◆ EXERCISE PROMPT ◆
Copy every record word for word. The images stay behind.

◆ ENTRIES SUPPLIED ◆
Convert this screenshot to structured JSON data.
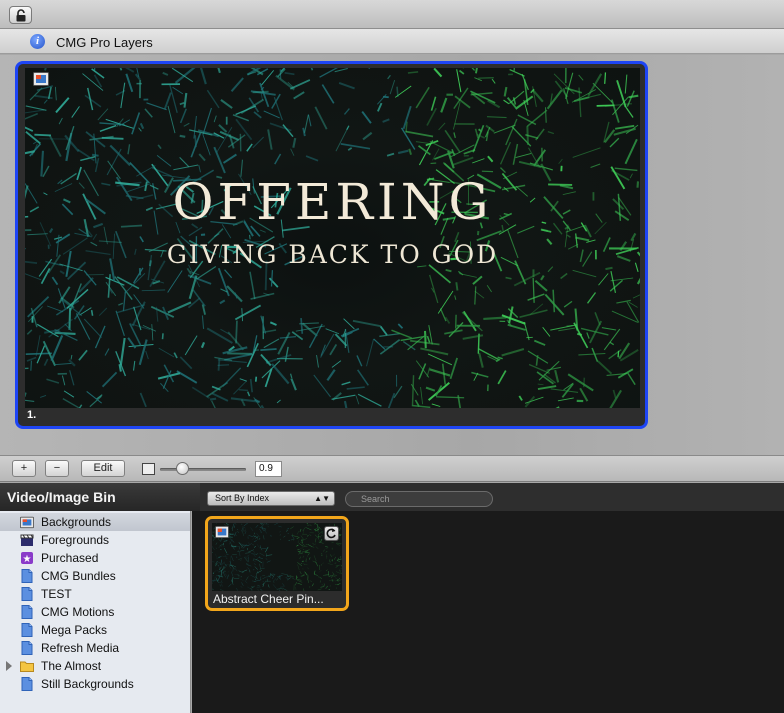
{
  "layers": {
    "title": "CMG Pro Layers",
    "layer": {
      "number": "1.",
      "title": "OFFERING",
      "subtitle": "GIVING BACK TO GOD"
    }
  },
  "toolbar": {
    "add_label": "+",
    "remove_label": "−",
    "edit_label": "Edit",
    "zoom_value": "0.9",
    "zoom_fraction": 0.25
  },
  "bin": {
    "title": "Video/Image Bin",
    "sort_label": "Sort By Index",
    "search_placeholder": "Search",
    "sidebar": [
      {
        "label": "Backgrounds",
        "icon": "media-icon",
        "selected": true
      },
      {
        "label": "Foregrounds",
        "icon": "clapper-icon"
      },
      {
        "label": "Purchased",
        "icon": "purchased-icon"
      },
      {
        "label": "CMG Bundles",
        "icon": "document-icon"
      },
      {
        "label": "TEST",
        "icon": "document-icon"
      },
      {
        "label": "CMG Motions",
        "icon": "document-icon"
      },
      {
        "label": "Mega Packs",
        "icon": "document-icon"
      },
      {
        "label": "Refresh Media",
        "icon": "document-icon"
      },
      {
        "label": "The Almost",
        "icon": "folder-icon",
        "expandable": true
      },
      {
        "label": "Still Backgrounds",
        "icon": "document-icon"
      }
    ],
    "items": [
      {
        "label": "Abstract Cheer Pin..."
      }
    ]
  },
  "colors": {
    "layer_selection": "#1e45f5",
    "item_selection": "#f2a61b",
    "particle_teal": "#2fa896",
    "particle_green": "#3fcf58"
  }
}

◆ COMPLETED TASK ◆
Convert this screenshot to structured JSON data.
{
  "layers": {
    "title": "CMG Pro Layers",
    "layer": {
      "number": "1.",
      "title": "OFFERING",
      "subtitle": "GIVING BACK TO GOD"
    }
  },
  "toolbar": {
    "add_label": "+",
    "remove_label": "−",
    "edit_label": "Edit",
    "zoom_value": "0.9",
    "zoom_fraction": 0.25
  },
  "bin": {
    "title": "Video/Image Bin",
    "sort_label": "Sort By Index",
    "search_placeholder": "Search",
    "sidebar": [
      {
        "label": "Backgrounds",
        "icon": "media-icon",
        "selected": true
      },
      {
        "label": "Foregrounds",
        "icon": "clapper-icon"
      },
      {
        "label": "Purchased",
        "icon": "purchased-icon"
      },
      {
        "label": "CMG Bundles",
        "icon": "document-icon"
      },
      {
        "label": "TEST",
        "icon": "document-icon"
      },
      {
        "label": "CMG Motions",
        "icon": "document-icon"
      },
      {
        "label": "Mega Packs",
        "icon": "document-icon"
      },
      {
        "label": "Refresh Media",
        "icon": "document-icon"
      },
      {
        "label": "The Almost",
        "icon": "folder-icon",
        "expandable": true
      },
      {
        "label": "Still Backgrounds",
        "icon": "document-icon"
      }
    ],
    "items": [
      {
        "label": "Abstract Cheer Pin..."
      }
    ]
  },
  "colors": {
    "layer_selection": "#1e45f5",
    "item_selection": "#f2a61b",
    "particle_teal": "#2fa896",
    "particle_green": "#3fcf58"
  }
}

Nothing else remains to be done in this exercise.